▼▼▼

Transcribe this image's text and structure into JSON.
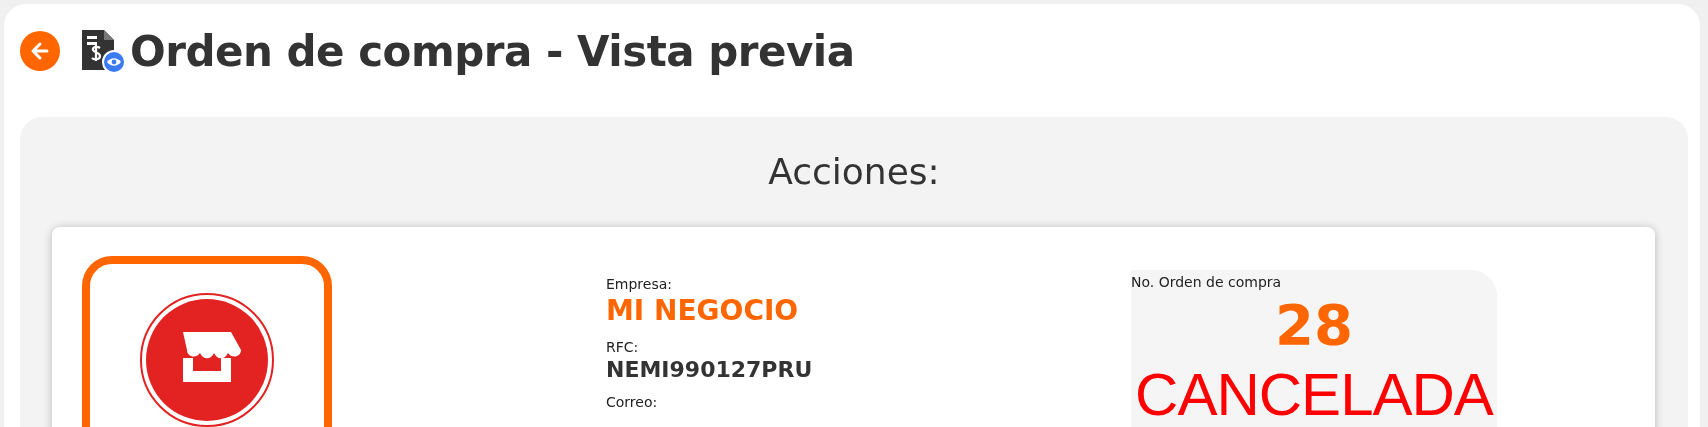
{
  "header": {
    "title": "Orden de compra - Vista previa"
  },
  "actions": {
    "title": "Acciones:"
  },
  "company": {
    "fields": [
      {
        "label": "Empresa:",
        "value": "MI NEGOCIO",
        "kind": "highlight"
      },
      {
        "label": "RFC:",
        "value": "NEMI990127PRU",
        "kind": "plain"
      },
      {
        "label": "Correo:"
      }
    ]
  },
  "order": {
    "label": "No. Orden de compra",
    "number": "28",
    "status": {
      "label": "CANCELADA",
      "kind": "cancelled"
    }
  }
}
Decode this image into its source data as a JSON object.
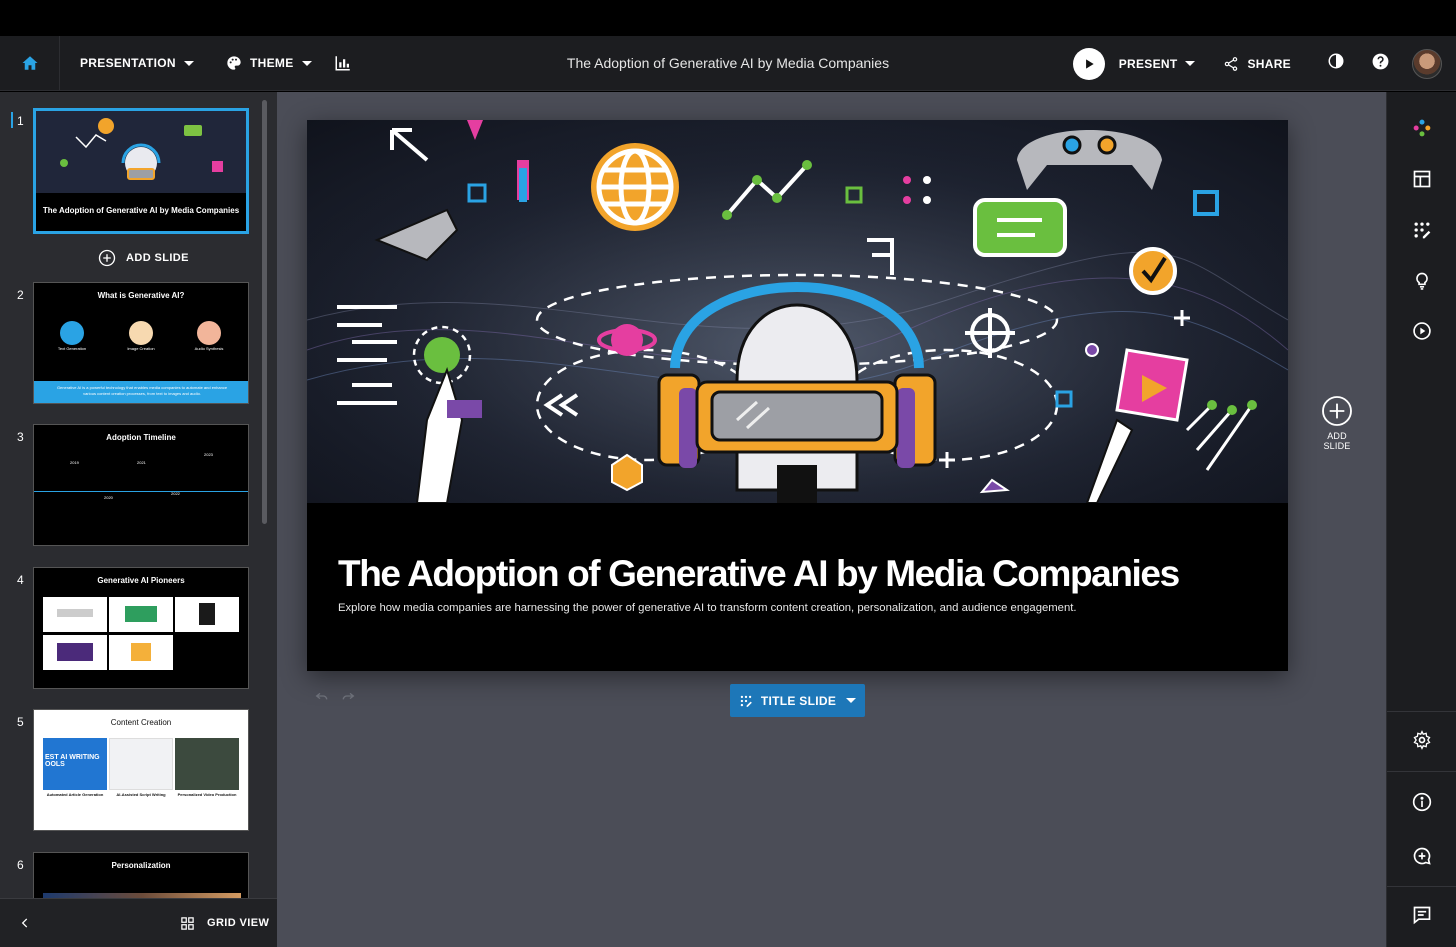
{
  "topbar": {
    "presentation_label": "PRESENTATION",
    "theme_label": "THEME",
    "doc_title": "The Adoption of Generative AI by Media Companies",
    "present_label": "PRESENT",
    "share_label": "SHARE"
  },
  "sidebar": {
    "add_slide_label": "ADD SLIDE",
    "grid_view_label": "GRID VIEW",
    "slides": [
      {
        "num": "1",
        "title": "The Adoption of Generative AI by Media Companies"
      },
      {
        "num": "2",
        "title": "What is Generative AI?",
        "cards": [
          "Text Generation",
          "Image Creation",
          "Audio Synthesis"
        ],
        "footer": "Generative AI is a powerful technology that enables media companies to automate and enhance various content creation processes, from text to images and audio."
      },
      {
        "num": "3",
        "title": "Adoption Timeline",
        "years": [
          "2019",
          "2020",
          "2021",
          "2022",
          "2023"
        ]
      },
      {
        "num": "4",
        "title": "Generative AI Pioneers"
      },
      {
        "num": "5",
        "title": "Content Creation",
        "captions": [
          "Automated Article Generation",
          "AI-Assisted Script Writing",
          "Personalized Video Production"
        ],
        "image_text": "EST AI WRITING OOLS"
      },
      {
        "num": "6",
        "title": "Personalization"
      }
    ]
  },
  "slide": {
    "title": "The Adoption of Generative AI by Media Companies",
    "subtitle": "Explore how media companies are harnessing the power of generative AI to transform content creation, personalization, and audience engagement."
  },
  "canvas": {
    "layout_label": "TITLE SLIDE",
    "add_slide_label": "ADD SLIDE"
  },
  "colors": {
    "accent": "#2aa3e4",
    "layout_button": "#1d77b8",
    "canvas_bg": "#4b4d57",
    "sidebar_bg": "#2b2c30",
    "topbar_bg": "#1c1d20"
  }
}
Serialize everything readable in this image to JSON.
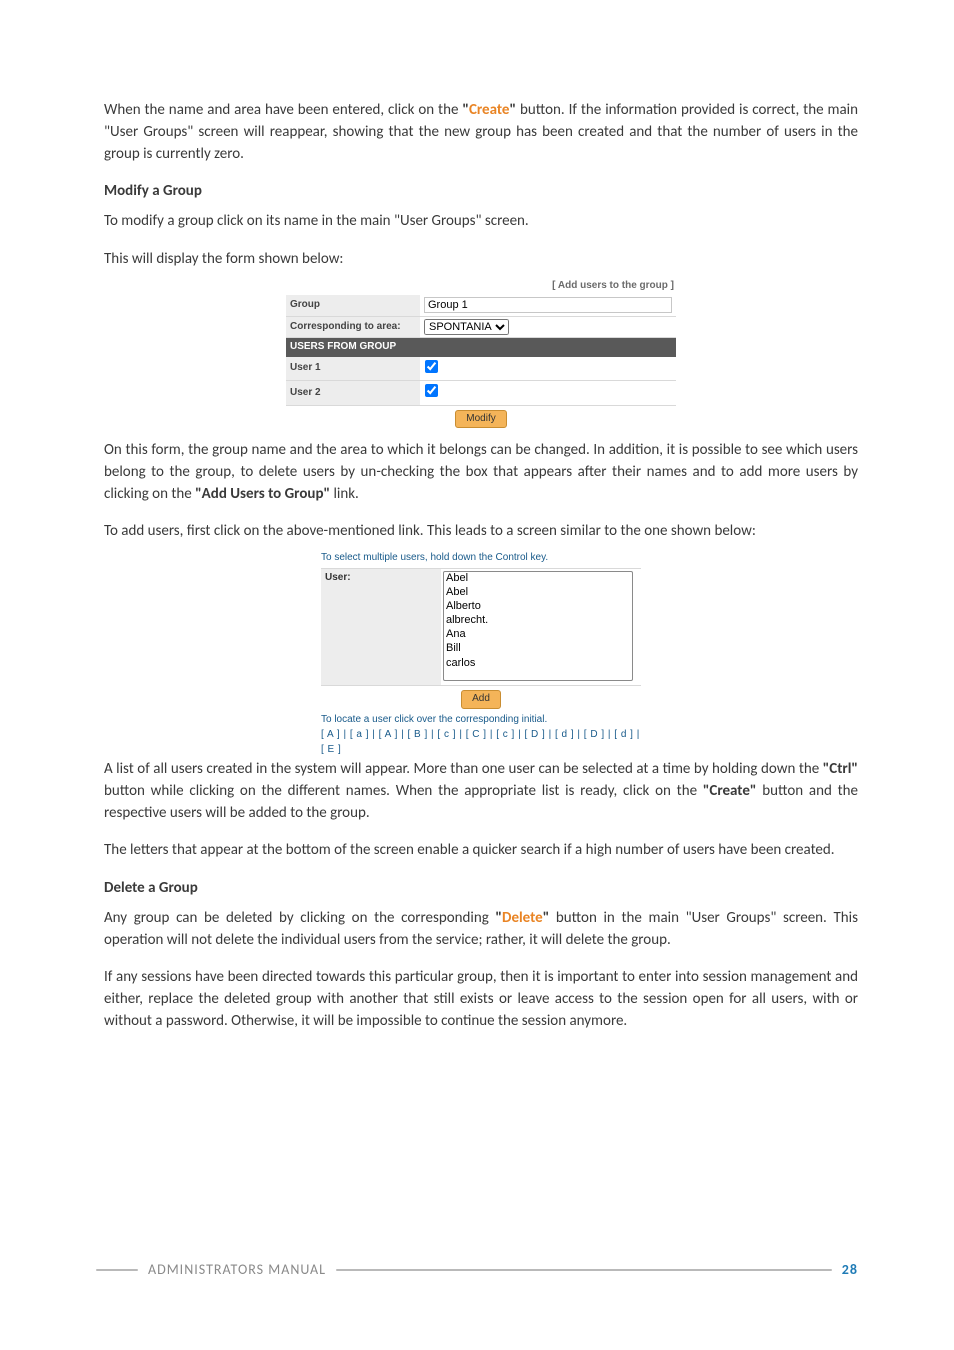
{
  "para1_a": "When the name and area have been entered, click on the ",
  "para1_b": "\"",
  "para1_create": "Create",
  "para1_c": "\"",
  "para1_d": " button. If the information provided is correct, the main \"User Groups\" screen will reappear, showing that the new group has been created and that the number of users in the group is currently zero.",
  "h_modify": "Modify a Group",
  "para2": "To modify a group click on its name in the main \"User Groups\" screen.",
  "para3": "This will display the form shown below:",
  "form1": {
    "addlink": "[ Add users to the group ]",
    "rows": {
      "group_label": "Group",
      "group_value": "Group 1",
      "area_label": "Corresponding to area:",
      "area_value": "SPONTANIA",
      "users_header": "USERS FROM GROUP",
      "user1": "User 1",
      "user2": "User 2"
    },
    "btn": "Modify"
  },
  "para4_a": "On this form, the group name and the area to which it belongs can be changed. In addition, it is possible to see which users belong to the group, to delete users by un-checking the box that appears after their names and to add more users by clicking on the ",
  "para4_b": "\"Add Users to Group\"",
  "para4_c": " link.",
  "para5": "To add users, first click on the above-mentioned link. This leads to a screen similar to the one shown below:",
  "form2": {
    "hint": "To select multiple users, hold down the Control key.",
    "label": "User:",
    "options": [
      "Abel",
      "Abel",
      "Alberto",
      "albrecht.",
      "Ana",
      "Bill",
      "carlos"
    ],
    "btn": "Add",
    "foot": "To locate a user click over the corresponding initial.",
    "letters": "[ A ] | [ a ] | [ A ] | [ B ] | [ c ] | [ C ] | [ c ] | [ D ] | [ d ] | [ D ] | [ d ] | [ E ]"
  },
  "para6_a": "A list of all users created in the system will appear. More than one user can be selected at a time by holding down the ",
  "para6_b": "\"Ctrl\"",
  "para6_c": " button while clicking on the different names. When the appropriate list is ready, click on the ",
  "para6_d": "\"Create\"",
  "para6_e": " button and the respective users will be added to the group.",
  "para7": "The letters that appear at the bottom of the screen enable a quicker search if a high number of users have been created.",
  "h_delete": "Delete a Group",
  "para8_a": "Any group can be deleted by clicking on the corresponding ",
  "para8_b": "\"",
  "para8_delete": "Delete",
  "para8_c": "\"",
  "para8_d": " button in the main \"User Groups\" screen. This operation will not delete the individual users from the service; rather, it will delete the group.",
  "para9": "If any sessions have been directed towards this particular group, then it is important to enter into session management and either, replace the deleted group with another that still exists or leave access to the session open for all users, with or without a password. Otherwise, it will be impossible to continue the session anymore.",
  "footer": {
    "title": "ADMINISTRATORS MANUAL",
    "page": "28"
  }
}
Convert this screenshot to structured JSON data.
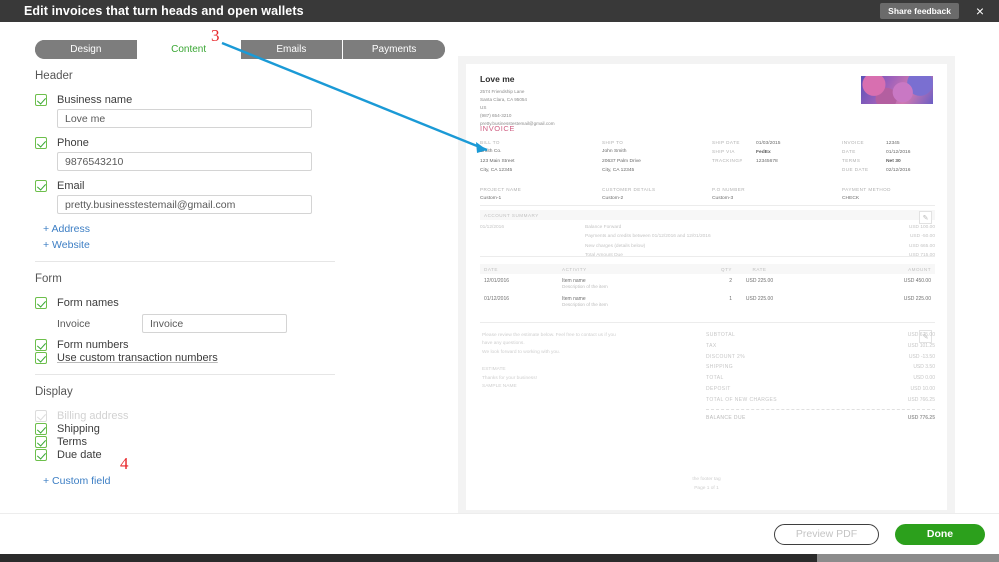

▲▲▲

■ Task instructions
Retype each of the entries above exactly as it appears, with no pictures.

■ Problem solution
Transcribe this image's text and structure into JSON.
{
  "header": {
    "title": "Orden de compra - Vista previa"
  },
  "actions": {
    "title": "Acciones:"
  },
  "company": {
    "fields": [
      {
        "label": "Empresa:",
        "value": "MI NEGOCIO",
        "kind": "highlight"
      },
      {
        "label": "RFC:",
        "value": "NEMI990127PRU",
        "kind": "plain"
      },
      {
        "label": "Correo:"
      }
    ]
  },
  "order": {
    "label": "No. Orden de compra",
    "number": "28",
    "status": {
      "label": "CANCELADA",
      "kind": "cancelled"
    }
  }
}
Decode this image into its source data as a JSON object.
{
  "topbar": {
    "presentation_label": "PRESENTATION",
    "theme_label": "THEME",
    "doc_title": "The Adoption of Generative AI by Media Companies",
    "present_label": "PRESENT",
    "share_label": "SHARE"
  },
  "sidebar": {
    "add_slide_label": "ADD SLIDE",
    "grid_view_label": "GRID VIEW",
    "slides": [
      {
        "num": "1",
        "title": "The Adoption of Generative AI by Media Companies"
      },
      {
        "num": "2",
        "title": "What is Generative AI?",
        "cards": [
          "Text Generation",
          "Image Creation",
          "Audio Synthesis"
        ],
        "footer": "Generative AI is a powerful technology that enables media companies to automate and enhance various content creation processes, from text to images and audio."
      },
      {
        "num": "3",
        "title": "Adoption Timeline",
        "years": [
          "2019",
          "2020",
          "2021",
          "2022",
          "2023"
        ]
      },
      {
        "num": "4",
        "title": "Generative AI Pioneers"
      },
      {
        "num": "5",
        "title": "Content Creation",
        "captions": [
          "Automated Article Generation",
          "AI-Assisted Script Writing",
          "Personalized Video Production"
        ],
        "image_text": "EST AI WRITING OOLS"
      },
      {
        "num": "6",
        "title": "Personalization"
      }
    ]
  },
  "slide": {
    "title": "The Adoption of Generative AI by Media Companies",
    "subtitle": "Explore how media companies are harnessing the power of generative AI to transform content creation, personalization, and audience engagement."
  },
  "canvas": {
    "layout_label": "TITLE SLIDE",
    "add_slide_label": "ADD SLIDE"
  },
  "colors": {
    "accent": "#2aa3e4",
    "layout_button": "#1d77b8",
    "canvas_bg": "#4b4d57",
    "sidebar_bg": "#2b2c30",
    "topbar_bg": "#1c1d20"
  }
}
Serialize everything readable in this image to JSON.
{
  "para1_a": "When the name and area have been entered, click on the ",
  "para1_b": "\"",
  "para1_create": "Create",
  "para1_c": "\"",
  "para1_d": " button. If the information provided is correct, the main \"User Groups\" screen will reappear, showing that the new group has been created and that the number of users in the group is currently zero.",
  "h_modify": "Modify a Group",
  "para2": "To modify a group click on its name in the main \"User Groups\" screen.",
  "para3": "This will display the form shown below:",
  "form1": {
    "addlink": "[ Add users to the group ]",
    "rows": {
      "group_label": "Group",
      "group_value": "Group 1",
      "area_label": "Corresponding to area:",
      "area_value": "SPONTANIA",
      "users_header": "USERS FROM GROUP",
      "user1": "User 1",
      "user2": "User 2"
    },
    "btn": "Modify"
  },
  "para4_a": "On this form, the group name and the area to which it belongs can be changed. In addition, it is possible to see which users belong to the group, to delete users by un-checking the box that appears after their names and to add more users by clicking on the ",
  "para4_b": "\"Add Users to Group\"",
  "para4_c": " link.",
  "para5": "To add users, first click on the above-mentioned link. This leads to a screen similar to the one shown below:",
  "form2": {
    "hint": "To select multiple users, hold down the Control key.",
    "label": "User:",
    "options": [
      "Abel",
      "Abel",
      "Alberto",
      "albrecht.",
      "Ana",
      "Bill",
      "carlos"
    ],
    "btn": "Add",
    "foot": "To locate a user click over the corresponding initial.",
    "letters": "[ A ] | [ a ] | [ A ] | [ B ] | [ c ] | [ C ] | [ c ] | [ D ] | [ d ] | [ D ] | [ d ] | [ E ]"
  },
  "para6_a": "A list of all users created in the system will appear. More than one user can be selected at a time by holding down the ",
  "para6_b": "\"Ctrl\"",
  "para6_c": " button while clicking on the different names. When the appropriate list is ready, click on the ",
  "para6_d": "\"Create\"",
  "para6_e": " button and the respective users will be added to the group.",
  "para7": "The letters that appear at the bottom of the screen enable a quicker search if a high number of users have been created.",
  "h_delete": "Delete a Group",
  "para8_a": "Any group can be deleted by clicking on the corresponding ",
  "para8_b": "\"",
  "para8_delete": "Delete",
  "para8_c": "\"",
  "para8_d": " button in the main \"User Groups\" screen. This operation will not delete the individual users from the service; rather, it will delete the group.",
  "para9": "If any sessions have been directed towards this particular group, then it is important to enter into session management and either, replace the deleted group with another that still exists or leave access to the session open for all users, with or without a password. Otherwise, it will be impossible to continue the session anymore.",
  "footer": {
    "title": "ADMINISTRATORS MANUAL",
    "page": "28"
  }
}
Convert this screenshot to structured JSON data.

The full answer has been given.